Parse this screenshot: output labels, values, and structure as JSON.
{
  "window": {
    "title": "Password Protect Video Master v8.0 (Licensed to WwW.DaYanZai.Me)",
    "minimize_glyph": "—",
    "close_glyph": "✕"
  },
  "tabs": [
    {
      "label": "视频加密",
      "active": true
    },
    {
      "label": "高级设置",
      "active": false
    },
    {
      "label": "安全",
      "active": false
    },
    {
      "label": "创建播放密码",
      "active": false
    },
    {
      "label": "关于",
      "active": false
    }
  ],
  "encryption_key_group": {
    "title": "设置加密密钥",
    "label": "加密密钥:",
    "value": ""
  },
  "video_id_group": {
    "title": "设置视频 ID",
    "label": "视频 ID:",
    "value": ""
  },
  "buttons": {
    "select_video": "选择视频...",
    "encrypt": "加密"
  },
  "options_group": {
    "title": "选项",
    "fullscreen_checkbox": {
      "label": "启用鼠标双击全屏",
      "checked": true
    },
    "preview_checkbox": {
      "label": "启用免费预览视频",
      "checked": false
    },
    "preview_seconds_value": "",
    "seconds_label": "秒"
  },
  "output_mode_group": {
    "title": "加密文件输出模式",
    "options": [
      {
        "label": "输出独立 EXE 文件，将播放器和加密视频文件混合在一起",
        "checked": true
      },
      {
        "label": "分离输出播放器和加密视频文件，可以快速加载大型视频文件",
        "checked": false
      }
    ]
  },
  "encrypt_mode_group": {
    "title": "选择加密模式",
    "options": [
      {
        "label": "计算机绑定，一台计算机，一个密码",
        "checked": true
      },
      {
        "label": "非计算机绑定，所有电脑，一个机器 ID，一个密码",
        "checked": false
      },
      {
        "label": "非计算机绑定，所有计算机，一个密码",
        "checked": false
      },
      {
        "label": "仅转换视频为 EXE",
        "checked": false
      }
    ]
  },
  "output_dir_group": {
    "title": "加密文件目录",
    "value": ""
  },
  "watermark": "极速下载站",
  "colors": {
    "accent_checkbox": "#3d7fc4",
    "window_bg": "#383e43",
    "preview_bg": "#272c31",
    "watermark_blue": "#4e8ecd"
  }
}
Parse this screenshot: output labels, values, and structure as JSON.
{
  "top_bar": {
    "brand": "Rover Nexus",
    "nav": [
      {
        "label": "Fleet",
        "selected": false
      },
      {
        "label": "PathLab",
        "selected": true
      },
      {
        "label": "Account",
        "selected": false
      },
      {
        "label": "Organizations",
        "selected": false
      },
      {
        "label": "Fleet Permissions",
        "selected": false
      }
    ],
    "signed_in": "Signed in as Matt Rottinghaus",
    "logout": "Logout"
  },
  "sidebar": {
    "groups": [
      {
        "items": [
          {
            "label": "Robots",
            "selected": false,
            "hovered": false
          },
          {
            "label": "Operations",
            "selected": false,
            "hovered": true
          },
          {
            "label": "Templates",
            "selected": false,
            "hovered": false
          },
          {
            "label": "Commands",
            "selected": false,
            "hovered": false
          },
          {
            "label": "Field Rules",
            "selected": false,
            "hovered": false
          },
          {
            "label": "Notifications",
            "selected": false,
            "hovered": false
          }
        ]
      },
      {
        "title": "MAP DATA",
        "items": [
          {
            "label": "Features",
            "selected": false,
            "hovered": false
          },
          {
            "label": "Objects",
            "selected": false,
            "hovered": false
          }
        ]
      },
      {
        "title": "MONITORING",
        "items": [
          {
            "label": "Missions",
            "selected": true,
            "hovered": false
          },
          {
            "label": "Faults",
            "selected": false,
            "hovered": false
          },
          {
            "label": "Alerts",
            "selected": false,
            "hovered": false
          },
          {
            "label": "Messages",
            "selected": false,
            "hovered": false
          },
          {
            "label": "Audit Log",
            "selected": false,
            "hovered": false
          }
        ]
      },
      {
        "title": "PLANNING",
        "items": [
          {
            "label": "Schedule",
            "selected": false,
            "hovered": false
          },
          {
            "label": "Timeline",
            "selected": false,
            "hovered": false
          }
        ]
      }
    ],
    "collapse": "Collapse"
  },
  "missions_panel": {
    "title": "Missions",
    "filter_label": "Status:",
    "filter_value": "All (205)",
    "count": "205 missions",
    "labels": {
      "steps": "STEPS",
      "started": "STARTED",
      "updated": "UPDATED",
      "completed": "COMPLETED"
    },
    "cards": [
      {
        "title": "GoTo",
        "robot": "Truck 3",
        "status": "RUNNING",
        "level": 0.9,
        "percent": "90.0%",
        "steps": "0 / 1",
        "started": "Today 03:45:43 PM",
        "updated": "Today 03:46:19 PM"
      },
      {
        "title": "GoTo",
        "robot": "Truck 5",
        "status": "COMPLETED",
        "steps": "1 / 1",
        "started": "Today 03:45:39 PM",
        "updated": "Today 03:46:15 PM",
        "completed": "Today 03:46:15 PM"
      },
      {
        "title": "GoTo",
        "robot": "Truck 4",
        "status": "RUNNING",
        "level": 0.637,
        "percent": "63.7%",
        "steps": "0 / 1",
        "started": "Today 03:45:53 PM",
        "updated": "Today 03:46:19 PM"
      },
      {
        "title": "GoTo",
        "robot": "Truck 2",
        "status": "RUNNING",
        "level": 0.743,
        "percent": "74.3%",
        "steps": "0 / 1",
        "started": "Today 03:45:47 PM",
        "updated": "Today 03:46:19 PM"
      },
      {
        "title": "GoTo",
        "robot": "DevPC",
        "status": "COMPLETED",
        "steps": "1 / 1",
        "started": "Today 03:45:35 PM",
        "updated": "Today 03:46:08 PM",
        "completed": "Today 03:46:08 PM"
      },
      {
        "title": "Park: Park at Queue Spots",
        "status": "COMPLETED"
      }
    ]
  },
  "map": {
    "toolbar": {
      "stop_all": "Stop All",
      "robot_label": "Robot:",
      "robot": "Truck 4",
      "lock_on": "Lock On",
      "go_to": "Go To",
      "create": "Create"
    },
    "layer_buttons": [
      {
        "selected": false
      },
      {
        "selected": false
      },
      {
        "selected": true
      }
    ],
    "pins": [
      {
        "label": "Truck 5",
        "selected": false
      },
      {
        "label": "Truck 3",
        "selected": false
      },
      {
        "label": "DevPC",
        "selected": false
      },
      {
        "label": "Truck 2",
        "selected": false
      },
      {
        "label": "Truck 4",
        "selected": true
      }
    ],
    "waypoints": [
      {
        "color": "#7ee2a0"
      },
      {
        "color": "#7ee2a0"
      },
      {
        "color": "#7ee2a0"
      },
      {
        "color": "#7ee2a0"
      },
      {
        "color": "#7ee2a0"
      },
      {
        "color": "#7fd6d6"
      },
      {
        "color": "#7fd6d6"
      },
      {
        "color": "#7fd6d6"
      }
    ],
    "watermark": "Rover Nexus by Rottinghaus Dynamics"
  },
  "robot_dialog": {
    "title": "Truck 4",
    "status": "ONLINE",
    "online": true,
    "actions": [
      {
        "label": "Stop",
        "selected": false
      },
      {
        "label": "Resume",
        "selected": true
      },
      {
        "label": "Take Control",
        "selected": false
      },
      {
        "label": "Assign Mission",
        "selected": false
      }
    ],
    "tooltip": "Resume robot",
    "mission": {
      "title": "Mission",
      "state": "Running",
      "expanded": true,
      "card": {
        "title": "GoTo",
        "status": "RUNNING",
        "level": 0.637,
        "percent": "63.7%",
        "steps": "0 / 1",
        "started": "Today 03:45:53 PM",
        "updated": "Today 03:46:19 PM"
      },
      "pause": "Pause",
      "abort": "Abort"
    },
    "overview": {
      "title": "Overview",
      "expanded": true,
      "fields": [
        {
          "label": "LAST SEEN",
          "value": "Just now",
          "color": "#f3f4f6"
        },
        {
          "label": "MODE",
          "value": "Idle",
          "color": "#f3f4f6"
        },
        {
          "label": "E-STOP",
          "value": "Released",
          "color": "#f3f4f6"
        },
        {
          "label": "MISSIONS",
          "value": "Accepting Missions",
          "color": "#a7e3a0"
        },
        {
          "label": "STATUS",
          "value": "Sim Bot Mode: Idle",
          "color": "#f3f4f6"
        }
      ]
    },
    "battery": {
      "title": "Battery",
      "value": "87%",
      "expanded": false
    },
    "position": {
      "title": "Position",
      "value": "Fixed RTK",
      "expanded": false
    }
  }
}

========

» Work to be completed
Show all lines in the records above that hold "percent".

» Answer for the task
        "percent": "90.0%",
        "percent": "63.7%",
        "percent": "74.3%",
        "percent": "63.7%",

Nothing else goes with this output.